WHAT YOU ARE ASKED TO DO - Output must match the records, character for character.

Extracted records:
-=-=-
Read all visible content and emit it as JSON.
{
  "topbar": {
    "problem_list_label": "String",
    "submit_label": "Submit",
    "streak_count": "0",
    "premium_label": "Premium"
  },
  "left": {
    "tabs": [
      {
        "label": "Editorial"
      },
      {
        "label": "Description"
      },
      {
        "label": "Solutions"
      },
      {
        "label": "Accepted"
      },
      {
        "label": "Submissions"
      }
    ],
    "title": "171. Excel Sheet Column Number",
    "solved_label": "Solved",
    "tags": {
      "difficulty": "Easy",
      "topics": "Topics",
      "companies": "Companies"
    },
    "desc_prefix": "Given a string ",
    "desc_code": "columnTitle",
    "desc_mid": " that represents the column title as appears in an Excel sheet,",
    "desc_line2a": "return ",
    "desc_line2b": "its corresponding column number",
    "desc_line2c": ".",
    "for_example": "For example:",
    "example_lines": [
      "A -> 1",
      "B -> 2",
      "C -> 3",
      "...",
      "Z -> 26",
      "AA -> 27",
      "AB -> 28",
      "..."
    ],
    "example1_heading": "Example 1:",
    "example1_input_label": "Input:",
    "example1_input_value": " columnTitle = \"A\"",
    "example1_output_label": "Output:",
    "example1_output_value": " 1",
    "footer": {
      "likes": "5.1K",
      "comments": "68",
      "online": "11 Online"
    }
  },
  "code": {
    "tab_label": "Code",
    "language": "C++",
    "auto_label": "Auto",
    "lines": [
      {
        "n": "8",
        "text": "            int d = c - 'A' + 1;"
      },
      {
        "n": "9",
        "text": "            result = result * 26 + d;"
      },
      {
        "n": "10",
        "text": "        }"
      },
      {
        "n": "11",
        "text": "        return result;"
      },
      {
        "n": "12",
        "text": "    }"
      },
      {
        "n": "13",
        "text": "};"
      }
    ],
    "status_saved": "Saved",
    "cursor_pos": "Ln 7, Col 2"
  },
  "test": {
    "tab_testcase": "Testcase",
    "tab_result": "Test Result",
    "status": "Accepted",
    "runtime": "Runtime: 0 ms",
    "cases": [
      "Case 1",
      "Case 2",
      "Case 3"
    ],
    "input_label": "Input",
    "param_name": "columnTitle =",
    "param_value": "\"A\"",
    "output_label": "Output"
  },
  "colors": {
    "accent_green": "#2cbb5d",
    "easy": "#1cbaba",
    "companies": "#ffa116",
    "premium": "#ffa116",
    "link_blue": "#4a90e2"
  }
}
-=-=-
SOLVED EXERCISE -
Read all visible content and emit it as JSON.
{
  "topbar": {
    "problem_list_label": "String",
    "submit_label": "Submit",
    "streak_count": "0",
    "premium_label": "Premium"
  },
  "left": {
    "tabs": [
      {
        "label": "Editorial"
      },
      {
        "label": "Description"
      },
      {
        "label": "Solutions"
      },
      {
        "label": "Accepted"
      },
      {
        "label": "Submissions"
      }
    ],
    "title": "171. Excel Sheet Column Number",
    "solved_label": "Solved",
    "tags": {
      "difficulty": "Easy",
      "topics": "Topics",
      "companies": "Companies"
    },
    "desc_prefix": "Given a string ",
    "desc_code": "columnTitle",
    "desc_mid": " that represents the column title as appears in an Excel sheet,",
    "desc_line2a": "return ",
    "desc_line2b": "its corresponding column number",
    "desc_line2c": ".",
    "for_example": "For example:",
    "example_lines": [
      "A -> 1",
      "B -> 2",
      "C -> 3",
      "...",
      "Z -> 26",
      "AA -> 27",
      "AB -> 28",
      "..."
    ],
    "example1_heading": "Example 1:",
    "example1_input_label": "Input:",
    "example1_input_value": " columnTitle = \"A\"",
    "example1_output_label": "Output:",
    "example1_output_value": " 1",
    "footer": {
      "likes": "5.1K",
      "comments": "68",
      "online": "11 Online"
    }
  },
  "code": {
    "tab_label": "Code",
    "language": "C++",
    "auto_label": "Auto",
    "lines": [
      {
        "n": "8",
        "text": "            int d = c - 'A' + 1;"
      },
      {
        "n": "9",
        "text": "            result = result * 26 + d;"
      },
      {
        "n": "10",
        "text": "        }"
      },
      {
        "n": "11",
        "text": "        return result;"
      },
      {
        "n": "12",
        "text": "    }"
      },
      {
        "n": "13",
        "text": "};"
      }
    ],
    "status_saved": "Saved",
    "cursor_pos": "Ln 7, Col 2"
  },
  "test": {
    "tab_testcase": "Testcase",
    "tab_result": "Test Result",
    "status": "Accepted",
    "runtime": "Runtime: 0 ms",
    "cases": [
      "Case 1",
      "Case 2",
      "Case 3"
    ],
    "input_label": "Input",
    "param_name": "columnTitle =",
    "param_value": "\"A\"",
    "output_label": "Output"
  },
  "colors": {
    "accent_green": "#2cbb5d",
    "easy": "#1cbaba",
    "companies": "#ffa116",
    "premium": "#ffa116",
    "link_blue": "#4a90e2"
  }
}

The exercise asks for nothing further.